▶ _PROBLEM REQUIREMENTS_
The required result is the number of lines below that hold the word "this", stated without anything else.

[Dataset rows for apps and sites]
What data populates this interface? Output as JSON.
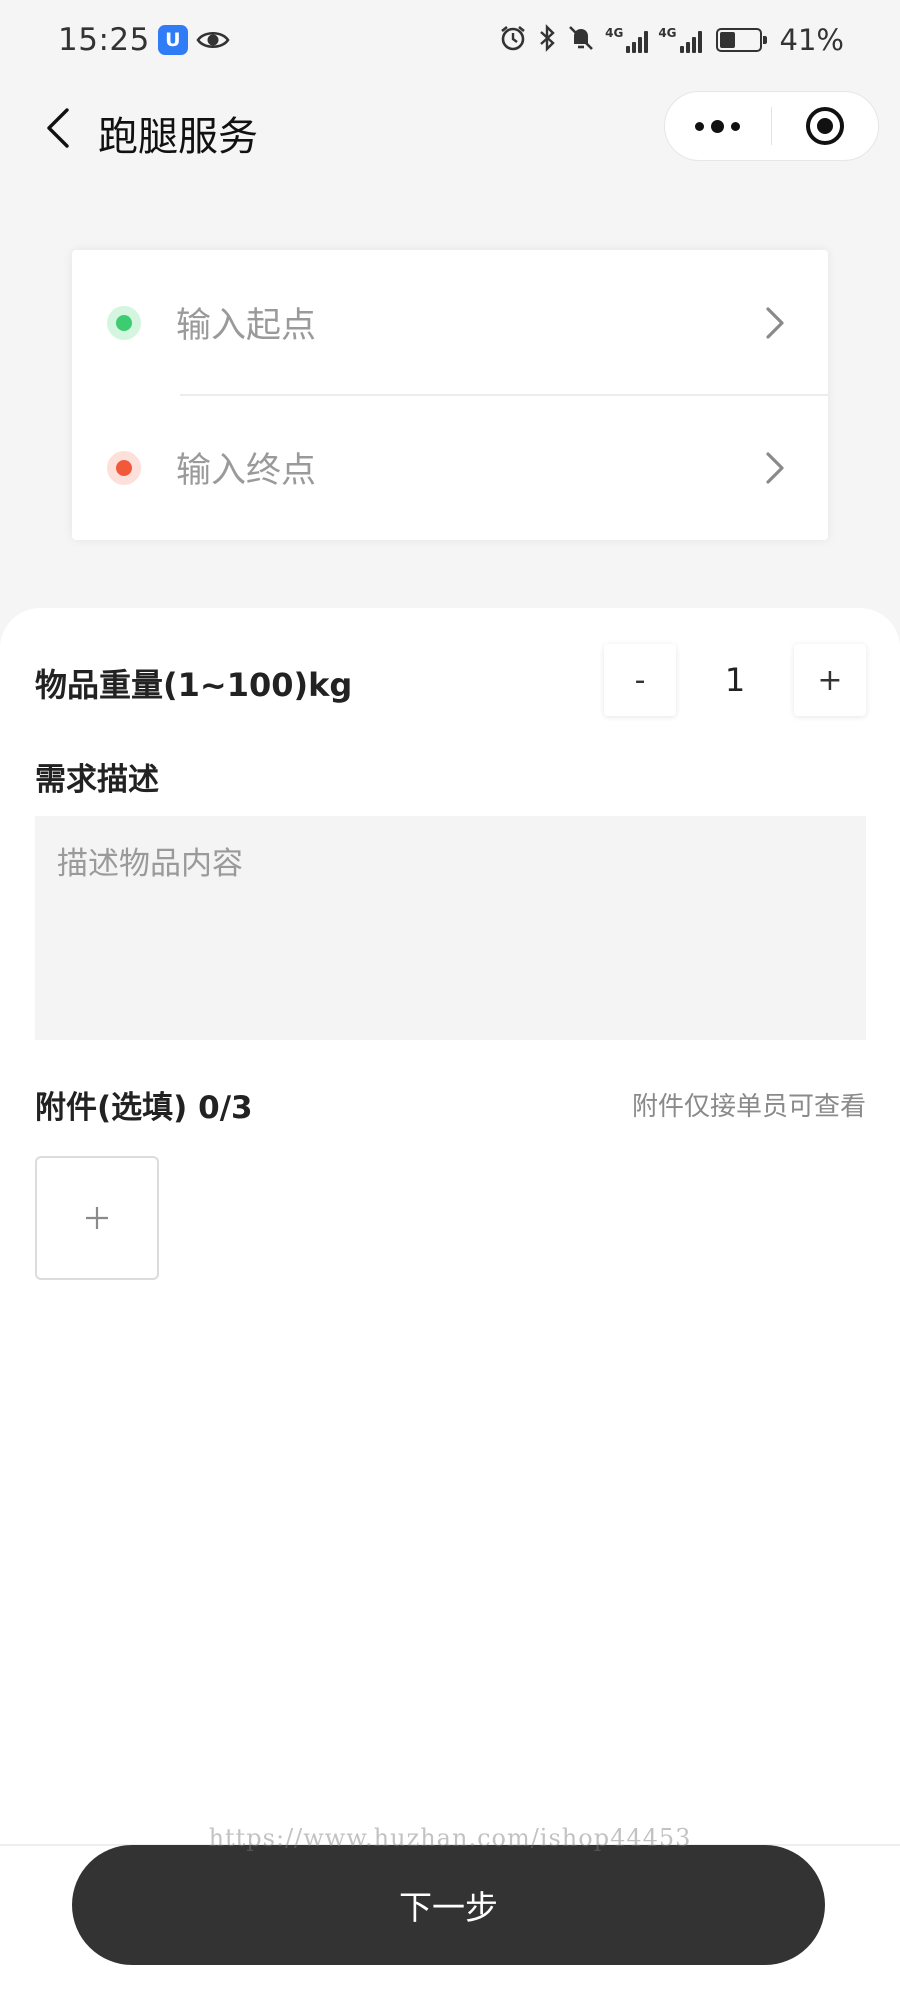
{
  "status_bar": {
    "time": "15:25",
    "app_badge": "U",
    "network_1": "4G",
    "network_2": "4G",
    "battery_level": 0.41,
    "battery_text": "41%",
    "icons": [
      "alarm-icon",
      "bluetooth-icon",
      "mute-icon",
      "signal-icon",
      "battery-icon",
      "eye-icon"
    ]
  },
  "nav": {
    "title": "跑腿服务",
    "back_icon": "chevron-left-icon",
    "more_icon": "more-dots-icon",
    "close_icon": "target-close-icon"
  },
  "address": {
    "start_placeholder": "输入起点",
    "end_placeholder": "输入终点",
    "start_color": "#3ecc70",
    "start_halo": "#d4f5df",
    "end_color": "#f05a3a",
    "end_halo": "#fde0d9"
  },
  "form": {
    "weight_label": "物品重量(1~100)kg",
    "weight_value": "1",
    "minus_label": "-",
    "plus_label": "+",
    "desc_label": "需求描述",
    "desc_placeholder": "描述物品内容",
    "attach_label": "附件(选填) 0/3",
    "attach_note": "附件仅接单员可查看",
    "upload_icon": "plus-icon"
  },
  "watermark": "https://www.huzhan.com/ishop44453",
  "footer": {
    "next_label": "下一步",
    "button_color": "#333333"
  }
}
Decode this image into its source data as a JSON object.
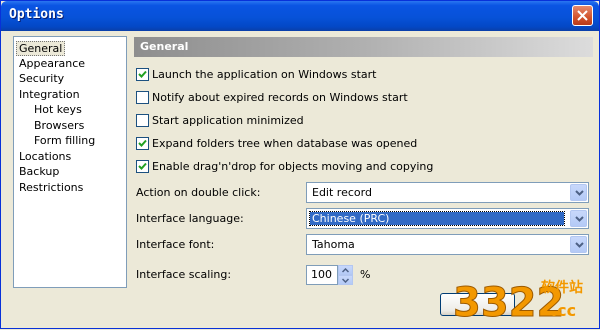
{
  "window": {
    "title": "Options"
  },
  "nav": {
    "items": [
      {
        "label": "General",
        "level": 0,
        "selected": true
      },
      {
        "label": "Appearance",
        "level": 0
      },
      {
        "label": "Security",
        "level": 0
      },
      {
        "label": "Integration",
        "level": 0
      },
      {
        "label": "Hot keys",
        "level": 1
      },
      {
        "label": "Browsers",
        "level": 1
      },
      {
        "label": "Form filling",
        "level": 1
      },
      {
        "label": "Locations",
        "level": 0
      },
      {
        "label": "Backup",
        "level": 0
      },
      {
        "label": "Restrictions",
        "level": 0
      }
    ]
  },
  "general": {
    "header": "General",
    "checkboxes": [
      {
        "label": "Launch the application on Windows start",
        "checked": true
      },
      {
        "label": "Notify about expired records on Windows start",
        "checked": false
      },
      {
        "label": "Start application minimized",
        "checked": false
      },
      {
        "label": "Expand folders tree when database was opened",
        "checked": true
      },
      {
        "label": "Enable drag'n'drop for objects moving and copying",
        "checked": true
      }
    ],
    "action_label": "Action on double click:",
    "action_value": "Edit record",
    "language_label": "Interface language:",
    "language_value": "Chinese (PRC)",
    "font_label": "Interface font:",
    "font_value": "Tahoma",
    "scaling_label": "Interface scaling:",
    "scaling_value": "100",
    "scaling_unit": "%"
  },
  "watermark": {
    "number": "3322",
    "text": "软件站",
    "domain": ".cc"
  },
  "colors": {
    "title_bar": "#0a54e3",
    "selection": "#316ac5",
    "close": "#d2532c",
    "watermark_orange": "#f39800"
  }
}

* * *

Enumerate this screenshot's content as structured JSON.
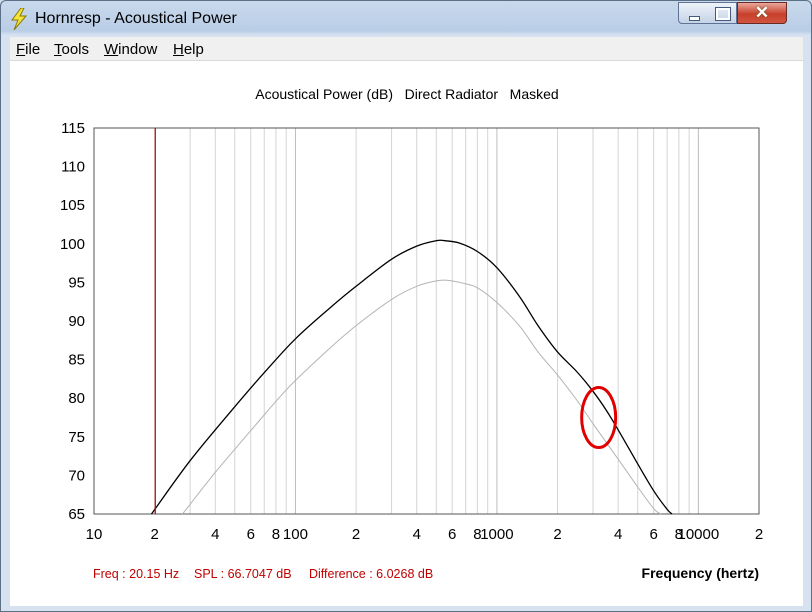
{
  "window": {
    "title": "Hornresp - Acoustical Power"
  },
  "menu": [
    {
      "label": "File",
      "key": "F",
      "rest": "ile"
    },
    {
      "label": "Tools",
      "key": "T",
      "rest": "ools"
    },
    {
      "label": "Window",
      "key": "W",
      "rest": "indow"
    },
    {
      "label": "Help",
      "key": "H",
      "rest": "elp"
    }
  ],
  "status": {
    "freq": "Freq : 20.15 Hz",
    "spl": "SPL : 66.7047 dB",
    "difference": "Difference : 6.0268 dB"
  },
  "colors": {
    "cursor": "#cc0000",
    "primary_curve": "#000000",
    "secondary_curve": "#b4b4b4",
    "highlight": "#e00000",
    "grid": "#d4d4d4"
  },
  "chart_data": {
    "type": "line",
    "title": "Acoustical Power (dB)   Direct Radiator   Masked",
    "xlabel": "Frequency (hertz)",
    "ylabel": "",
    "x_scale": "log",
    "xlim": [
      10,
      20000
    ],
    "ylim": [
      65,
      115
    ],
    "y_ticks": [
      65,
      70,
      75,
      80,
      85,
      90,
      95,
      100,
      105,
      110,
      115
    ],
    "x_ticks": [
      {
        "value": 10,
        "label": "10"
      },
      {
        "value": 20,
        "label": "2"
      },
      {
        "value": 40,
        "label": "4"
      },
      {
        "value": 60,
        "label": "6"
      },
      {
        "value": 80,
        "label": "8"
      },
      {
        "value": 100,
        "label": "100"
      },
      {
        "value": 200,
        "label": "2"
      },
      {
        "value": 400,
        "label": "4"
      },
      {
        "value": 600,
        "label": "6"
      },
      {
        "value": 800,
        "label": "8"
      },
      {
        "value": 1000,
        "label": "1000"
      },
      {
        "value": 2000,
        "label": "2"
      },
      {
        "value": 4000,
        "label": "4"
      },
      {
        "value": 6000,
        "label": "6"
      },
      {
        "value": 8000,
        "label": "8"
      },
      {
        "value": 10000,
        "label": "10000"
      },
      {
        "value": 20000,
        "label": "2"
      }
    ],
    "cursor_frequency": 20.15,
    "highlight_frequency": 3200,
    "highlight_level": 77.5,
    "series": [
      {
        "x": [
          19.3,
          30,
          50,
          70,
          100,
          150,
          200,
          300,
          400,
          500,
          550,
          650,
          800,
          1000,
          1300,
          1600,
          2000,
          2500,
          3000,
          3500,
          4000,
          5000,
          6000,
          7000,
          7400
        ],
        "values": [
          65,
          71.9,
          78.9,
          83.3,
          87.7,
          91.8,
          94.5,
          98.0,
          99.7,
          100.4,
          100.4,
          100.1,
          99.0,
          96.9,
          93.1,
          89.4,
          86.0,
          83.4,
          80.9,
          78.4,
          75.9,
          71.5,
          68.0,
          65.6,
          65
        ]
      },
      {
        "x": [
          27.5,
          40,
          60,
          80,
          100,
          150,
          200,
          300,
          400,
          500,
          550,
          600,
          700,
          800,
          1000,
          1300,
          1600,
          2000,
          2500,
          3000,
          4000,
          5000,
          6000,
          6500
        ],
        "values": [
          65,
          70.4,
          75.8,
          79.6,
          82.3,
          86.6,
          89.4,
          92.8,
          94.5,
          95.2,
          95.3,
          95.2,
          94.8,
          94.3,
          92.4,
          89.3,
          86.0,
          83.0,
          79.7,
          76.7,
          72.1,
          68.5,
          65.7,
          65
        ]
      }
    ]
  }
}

▶ _RESULT OF THE TASK_
3